Rom-coms as we know it
Directed by: Greg Berlanti
Written by: Ian Deitchman, Kristin Rusk Robinson
Starring: Katherine Heigl, Josh Duhamel and Josh Lucas
There’s a saying that tragedy loves comedy, and in the case of this heart-warming Katherine Heigl and Josh Duhamel rom-com fix, Life As We Know It, comedy definitely manages to weasel its way into a pretty depressing situation with that all too simplistic and predictable Hollywood feel. While this flick is intended to be a no-brainer viewing, it is disappointing in the sense that the premise actually holds potential for surprising and interesting insights into the dynamics of family life and the difficulties faced by fresh young parents when it comes to raising a child. Unfortunately, Life As We Know It, plays its story and characters in the straightforward style and conventions of the unmemorable romantic comedy formula as we’ve come to know it.

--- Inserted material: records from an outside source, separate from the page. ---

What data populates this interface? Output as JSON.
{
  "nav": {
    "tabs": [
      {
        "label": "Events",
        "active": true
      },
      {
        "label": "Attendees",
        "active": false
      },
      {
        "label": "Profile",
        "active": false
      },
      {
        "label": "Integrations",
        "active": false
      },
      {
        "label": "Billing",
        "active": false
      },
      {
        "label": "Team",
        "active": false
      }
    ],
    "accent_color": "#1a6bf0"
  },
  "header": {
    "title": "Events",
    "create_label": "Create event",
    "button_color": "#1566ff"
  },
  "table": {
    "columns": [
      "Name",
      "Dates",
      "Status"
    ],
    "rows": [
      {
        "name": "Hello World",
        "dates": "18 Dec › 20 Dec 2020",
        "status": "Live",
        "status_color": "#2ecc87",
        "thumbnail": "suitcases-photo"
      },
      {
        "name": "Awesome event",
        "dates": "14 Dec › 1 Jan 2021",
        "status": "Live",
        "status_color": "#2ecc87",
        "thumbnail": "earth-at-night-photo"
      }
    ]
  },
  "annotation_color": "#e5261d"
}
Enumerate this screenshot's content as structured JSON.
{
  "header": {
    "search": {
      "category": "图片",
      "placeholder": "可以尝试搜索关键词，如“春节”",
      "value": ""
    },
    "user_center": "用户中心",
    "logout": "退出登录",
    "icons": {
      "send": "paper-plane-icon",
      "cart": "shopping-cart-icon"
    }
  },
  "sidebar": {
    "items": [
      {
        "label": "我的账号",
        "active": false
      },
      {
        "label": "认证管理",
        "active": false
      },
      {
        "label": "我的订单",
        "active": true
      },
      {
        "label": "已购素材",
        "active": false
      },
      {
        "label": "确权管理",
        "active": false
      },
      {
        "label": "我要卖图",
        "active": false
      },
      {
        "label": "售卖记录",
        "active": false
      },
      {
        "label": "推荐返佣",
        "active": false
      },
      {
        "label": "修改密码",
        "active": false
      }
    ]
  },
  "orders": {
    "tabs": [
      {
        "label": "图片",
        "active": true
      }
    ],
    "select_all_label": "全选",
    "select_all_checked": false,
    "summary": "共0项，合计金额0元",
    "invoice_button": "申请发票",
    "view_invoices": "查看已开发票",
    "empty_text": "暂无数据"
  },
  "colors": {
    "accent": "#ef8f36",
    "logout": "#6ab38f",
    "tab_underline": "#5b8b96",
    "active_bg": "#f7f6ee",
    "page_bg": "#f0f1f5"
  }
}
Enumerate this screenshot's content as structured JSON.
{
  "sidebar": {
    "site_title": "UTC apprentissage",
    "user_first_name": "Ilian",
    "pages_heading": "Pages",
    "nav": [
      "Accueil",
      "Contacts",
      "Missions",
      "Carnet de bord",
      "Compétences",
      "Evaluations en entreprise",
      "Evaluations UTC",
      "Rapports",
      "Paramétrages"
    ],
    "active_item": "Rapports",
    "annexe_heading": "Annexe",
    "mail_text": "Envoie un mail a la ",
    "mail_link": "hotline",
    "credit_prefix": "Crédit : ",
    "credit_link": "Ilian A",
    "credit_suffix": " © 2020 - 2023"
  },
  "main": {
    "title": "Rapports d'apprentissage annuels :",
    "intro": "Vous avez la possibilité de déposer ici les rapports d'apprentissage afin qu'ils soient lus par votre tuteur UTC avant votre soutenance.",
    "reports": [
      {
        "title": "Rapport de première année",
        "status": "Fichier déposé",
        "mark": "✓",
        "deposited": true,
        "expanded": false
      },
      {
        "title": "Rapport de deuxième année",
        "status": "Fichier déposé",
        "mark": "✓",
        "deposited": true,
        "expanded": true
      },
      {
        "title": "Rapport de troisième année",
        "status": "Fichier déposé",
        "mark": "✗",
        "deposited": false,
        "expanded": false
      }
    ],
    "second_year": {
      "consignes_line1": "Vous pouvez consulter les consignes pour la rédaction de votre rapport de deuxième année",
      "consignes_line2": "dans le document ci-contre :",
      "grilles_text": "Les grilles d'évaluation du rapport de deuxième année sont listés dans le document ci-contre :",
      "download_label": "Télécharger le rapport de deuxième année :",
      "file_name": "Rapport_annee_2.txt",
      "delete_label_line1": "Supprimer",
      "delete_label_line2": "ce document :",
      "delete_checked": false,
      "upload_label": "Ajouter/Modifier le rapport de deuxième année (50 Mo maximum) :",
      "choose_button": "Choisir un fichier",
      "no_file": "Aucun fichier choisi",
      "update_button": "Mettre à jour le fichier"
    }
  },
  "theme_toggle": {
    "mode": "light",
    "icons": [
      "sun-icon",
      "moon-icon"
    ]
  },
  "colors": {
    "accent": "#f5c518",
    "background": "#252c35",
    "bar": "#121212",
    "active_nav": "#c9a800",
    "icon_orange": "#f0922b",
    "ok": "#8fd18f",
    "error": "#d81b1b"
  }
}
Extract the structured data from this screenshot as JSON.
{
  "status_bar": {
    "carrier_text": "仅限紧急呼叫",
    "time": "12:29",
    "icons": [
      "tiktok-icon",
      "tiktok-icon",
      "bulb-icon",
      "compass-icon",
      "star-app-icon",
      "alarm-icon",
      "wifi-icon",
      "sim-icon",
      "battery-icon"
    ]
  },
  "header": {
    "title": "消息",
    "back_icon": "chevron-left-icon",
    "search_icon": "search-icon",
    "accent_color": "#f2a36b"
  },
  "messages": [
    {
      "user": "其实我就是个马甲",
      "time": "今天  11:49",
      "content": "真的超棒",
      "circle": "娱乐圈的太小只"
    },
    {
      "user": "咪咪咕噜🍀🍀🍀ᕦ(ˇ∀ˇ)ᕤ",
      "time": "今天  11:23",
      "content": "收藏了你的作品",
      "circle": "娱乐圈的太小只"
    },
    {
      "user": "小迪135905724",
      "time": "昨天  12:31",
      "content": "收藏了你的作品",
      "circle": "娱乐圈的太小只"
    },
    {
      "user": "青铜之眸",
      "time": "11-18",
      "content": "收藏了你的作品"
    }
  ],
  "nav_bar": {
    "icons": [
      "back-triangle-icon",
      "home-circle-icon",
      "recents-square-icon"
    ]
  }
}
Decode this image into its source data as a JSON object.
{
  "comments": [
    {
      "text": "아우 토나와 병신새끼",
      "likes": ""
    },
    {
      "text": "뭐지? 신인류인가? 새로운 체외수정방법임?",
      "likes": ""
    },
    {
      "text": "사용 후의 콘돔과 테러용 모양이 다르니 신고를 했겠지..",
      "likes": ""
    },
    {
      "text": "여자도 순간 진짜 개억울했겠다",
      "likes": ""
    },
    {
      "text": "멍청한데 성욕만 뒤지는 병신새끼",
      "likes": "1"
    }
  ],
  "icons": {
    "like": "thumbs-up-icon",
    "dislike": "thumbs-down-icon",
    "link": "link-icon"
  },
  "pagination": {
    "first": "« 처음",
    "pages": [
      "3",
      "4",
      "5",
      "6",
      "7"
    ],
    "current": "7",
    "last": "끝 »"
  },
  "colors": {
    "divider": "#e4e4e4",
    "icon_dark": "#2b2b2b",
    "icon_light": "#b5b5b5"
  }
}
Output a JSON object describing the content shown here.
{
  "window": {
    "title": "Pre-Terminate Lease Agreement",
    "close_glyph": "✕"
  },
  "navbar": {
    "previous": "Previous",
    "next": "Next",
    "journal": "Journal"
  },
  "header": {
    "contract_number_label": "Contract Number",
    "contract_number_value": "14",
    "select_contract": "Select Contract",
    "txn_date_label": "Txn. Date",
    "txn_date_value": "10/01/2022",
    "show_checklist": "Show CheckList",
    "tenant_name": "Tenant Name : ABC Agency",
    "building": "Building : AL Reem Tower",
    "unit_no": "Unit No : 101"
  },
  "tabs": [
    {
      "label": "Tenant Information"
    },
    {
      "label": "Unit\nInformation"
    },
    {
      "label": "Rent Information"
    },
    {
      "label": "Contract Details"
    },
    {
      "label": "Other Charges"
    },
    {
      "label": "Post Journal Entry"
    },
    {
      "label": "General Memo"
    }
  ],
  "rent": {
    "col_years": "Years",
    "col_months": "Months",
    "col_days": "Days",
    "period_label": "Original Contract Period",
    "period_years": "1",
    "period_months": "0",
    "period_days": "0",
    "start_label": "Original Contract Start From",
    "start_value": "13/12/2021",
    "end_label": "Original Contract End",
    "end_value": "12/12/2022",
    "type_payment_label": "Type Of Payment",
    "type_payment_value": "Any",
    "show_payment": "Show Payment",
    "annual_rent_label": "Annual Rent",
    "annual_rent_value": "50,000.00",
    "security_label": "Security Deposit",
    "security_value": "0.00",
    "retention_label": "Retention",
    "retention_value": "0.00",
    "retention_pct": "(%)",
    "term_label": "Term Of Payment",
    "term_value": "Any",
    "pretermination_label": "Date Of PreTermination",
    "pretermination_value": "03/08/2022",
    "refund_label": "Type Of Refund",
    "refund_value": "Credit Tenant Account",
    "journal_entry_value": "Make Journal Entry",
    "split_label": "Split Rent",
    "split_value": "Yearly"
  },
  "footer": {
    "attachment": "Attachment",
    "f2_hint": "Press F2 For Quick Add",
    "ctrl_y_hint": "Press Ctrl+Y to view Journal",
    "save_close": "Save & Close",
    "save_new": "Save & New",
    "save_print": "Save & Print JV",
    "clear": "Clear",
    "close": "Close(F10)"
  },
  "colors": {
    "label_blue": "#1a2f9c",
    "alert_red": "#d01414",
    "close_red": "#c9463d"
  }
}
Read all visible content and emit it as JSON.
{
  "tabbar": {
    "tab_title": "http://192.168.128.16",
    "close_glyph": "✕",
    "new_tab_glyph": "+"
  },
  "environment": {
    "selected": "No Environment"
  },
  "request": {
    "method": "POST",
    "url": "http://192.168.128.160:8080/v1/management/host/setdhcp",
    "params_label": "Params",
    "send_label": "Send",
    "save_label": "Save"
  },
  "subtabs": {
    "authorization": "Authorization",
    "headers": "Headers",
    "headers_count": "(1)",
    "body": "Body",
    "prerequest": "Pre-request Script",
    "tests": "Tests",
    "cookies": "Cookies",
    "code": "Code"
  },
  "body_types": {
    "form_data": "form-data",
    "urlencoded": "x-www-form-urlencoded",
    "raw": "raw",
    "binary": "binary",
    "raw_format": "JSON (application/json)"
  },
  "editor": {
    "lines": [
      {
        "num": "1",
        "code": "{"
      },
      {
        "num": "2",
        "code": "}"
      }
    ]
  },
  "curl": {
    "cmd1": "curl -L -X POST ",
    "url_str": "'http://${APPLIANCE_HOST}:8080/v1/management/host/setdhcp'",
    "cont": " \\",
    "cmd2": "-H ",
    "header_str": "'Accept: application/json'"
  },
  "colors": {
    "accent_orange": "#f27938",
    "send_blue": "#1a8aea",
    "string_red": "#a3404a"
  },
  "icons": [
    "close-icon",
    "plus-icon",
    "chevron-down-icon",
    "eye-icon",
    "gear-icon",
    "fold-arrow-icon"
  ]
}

Holly (Heigl) and Messer (Duhamel) are two opposing personalities. While Holly is successfully running a small bakery and expanding her work into restaurant potential, Messer is a network sports director who lets basketball games and multiple sexual partners take up most of his life. When the two are set up on a blind date by their best friends, who happen to be a married couple, their differences have them avoiding contact with each other as much as they possibly can. This, however, is made difficult when Holly and Messer become godparents to the daughter of their two best friends – Sophie – who falls into their care when her parents unexpectedly die in a car accident.
Raised on tried and tested conventions of previous fail-proof crowd-pleasing romantic comedies, Life As We Know It nevertheless grows into a story that is more original and distinctive than most other eye-rolling love stories that involve two people who initially hate each other due to the polar extremes of their personalities. While bringing a baby into the mix contributes to more meaningful life lessons that require the characters to sacrifice career advancements and their own fears of becoming a responsible parent for Sophie’s happiness, many of these heartfelt moments are poor ways of compensating for dull jokes regarding baby poop and vomit, the unchallenging gender roles taken on by the two characters and the intensely flat happy ending that has been recycled time and time again in movies.
Having said that, Katherine Heigl and Josh Duhamel have on-screen chemistry as a struggling, but endearing couple, enabling them to dominate most of the screen time without the need for slapstick sidekick actors that force humour onto the audience with their stupidity or eccentricity. In this way, Life As We Know It uses its baby factor as a way of exploring ideas of parenthood and romantic love as two intimately bound experiences, without diverting its attention to dumb jokes or unnecessarily inappropriate gags that mostly try to fill up time in other romantic comedies. With only a few additional scenes that don’t really need additional viewing, Life As We Know It, is a straightforward flick that could have been a little more provocative and interesting if it had fully embraced the baby’s presence as something more than just an excuse to glue two opposing people together. It’s not enough to have you laughing out loud, but its disappointing qualities won’t have you staying up at night.